**DATA SECTION**.
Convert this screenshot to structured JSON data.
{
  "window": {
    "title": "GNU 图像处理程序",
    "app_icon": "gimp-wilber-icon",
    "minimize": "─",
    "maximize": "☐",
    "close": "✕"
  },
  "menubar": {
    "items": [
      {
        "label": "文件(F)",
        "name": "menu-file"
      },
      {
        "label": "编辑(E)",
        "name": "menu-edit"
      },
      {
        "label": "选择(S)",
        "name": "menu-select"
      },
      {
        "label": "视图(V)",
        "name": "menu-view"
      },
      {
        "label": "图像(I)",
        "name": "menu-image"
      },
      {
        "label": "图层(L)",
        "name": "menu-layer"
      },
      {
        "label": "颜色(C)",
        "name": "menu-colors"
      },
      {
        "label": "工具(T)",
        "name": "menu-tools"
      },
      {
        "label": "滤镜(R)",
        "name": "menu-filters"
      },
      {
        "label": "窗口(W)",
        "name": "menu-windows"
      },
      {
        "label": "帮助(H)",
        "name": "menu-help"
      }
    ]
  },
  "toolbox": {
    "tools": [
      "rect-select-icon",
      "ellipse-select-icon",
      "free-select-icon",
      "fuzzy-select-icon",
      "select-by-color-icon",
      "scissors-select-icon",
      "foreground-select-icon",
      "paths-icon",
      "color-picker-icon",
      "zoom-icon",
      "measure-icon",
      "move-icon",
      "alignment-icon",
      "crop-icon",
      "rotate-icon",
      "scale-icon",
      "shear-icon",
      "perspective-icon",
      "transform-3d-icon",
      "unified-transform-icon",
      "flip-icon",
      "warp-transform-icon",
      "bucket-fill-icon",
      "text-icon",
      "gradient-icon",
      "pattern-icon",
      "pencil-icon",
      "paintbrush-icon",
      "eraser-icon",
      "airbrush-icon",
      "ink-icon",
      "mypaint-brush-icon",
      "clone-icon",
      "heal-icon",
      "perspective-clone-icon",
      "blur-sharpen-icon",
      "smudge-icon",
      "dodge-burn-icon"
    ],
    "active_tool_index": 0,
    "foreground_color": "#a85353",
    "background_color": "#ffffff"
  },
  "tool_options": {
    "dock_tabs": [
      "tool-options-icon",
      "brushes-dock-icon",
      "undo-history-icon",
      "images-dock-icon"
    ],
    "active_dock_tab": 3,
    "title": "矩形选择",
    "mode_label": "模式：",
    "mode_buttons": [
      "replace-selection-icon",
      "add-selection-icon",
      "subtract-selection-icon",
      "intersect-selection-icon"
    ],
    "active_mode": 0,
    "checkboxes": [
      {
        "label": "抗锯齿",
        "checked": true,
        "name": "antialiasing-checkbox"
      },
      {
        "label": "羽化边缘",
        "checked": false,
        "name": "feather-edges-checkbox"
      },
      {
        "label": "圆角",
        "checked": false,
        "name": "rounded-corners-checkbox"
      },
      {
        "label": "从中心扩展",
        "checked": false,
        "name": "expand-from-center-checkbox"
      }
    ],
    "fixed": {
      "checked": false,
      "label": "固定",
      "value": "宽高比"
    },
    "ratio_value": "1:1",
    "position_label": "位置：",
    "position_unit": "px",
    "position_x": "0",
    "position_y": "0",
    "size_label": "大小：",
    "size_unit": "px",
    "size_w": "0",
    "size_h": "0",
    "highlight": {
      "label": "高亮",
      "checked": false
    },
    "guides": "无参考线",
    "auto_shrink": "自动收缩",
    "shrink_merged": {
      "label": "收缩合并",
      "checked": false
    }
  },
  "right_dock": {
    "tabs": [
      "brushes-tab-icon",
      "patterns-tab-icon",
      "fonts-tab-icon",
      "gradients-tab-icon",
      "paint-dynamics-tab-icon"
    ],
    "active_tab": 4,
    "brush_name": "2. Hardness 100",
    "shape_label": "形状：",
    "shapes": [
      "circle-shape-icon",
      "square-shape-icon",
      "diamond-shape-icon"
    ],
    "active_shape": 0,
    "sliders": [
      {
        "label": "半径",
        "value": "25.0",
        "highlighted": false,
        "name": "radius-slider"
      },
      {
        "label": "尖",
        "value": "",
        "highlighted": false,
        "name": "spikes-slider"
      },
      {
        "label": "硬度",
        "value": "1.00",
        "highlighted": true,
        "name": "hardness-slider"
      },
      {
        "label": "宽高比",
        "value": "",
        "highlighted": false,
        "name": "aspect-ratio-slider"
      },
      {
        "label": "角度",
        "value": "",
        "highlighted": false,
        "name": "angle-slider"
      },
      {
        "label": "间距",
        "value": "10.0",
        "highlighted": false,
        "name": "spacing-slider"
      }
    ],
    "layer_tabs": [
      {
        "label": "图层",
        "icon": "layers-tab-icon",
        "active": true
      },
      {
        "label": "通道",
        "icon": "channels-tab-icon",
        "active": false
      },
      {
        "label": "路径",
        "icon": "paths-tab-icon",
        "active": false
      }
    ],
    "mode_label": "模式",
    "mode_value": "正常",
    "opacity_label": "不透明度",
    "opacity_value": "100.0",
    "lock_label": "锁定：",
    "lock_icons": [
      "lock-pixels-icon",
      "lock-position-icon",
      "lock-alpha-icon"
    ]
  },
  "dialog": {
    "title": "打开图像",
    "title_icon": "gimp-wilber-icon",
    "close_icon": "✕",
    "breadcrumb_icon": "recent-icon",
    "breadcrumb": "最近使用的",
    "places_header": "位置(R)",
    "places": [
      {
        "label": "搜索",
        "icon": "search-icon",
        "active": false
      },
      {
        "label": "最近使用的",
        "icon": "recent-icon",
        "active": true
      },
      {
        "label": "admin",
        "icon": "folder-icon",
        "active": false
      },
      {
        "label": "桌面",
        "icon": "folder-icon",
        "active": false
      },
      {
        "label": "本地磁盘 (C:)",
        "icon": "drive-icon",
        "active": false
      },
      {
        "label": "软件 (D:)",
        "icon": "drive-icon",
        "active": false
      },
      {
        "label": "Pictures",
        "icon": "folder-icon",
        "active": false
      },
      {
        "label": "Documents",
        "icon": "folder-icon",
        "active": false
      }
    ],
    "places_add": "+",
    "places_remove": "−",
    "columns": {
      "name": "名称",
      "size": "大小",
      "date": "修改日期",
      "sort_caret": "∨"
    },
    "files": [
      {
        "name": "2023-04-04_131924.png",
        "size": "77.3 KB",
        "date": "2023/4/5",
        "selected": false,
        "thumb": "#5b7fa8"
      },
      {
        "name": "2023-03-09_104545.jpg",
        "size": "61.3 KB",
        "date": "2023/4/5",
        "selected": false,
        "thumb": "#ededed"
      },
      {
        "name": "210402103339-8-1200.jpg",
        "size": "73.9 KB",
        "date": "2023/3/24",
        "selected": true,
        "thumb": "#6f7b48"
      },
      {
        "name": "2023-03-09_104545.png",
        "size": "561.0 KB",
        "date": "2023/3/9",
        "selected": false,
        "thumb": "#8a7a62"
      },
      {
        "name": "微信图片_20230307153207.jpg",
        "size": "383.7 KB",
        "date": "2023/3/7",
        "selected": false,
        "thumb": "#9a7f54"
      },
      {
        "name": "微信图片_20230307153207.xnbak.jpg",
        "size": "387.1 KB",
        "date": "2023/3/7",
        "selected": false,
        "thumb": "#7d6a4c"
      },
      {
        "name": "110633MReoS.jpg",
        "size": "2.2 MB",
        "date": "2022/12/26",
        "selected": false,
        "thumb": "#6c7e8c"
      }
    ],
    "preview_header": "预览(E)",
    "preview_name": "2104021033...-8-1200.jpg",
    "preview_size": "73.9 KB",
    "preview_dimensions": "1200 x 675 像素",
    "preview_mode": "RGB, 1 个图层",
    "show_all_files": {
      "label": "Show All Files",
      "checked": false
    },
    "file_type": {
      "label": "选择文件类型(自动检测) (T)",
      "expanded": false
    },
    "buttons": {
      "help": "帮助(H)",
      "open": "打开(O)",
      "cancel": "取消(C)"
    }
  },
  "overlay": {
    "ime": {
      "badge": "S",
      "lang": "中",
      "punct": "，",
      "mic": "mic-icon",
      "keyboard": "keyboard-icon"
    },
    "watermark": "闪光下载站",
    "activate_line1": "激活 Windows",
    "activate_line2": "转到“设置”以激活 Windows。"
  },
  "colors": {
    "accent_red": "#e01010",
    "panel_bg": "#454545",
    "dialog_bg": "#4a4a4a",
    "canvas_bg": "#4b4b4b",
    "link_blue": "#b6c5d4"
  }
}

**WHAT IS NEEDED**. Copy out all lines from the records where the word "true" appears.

**SOLVED EXERCISE**.
        "checked": true,
        "highlighted": true,
        "active": true
        "active": true
        "selected": true,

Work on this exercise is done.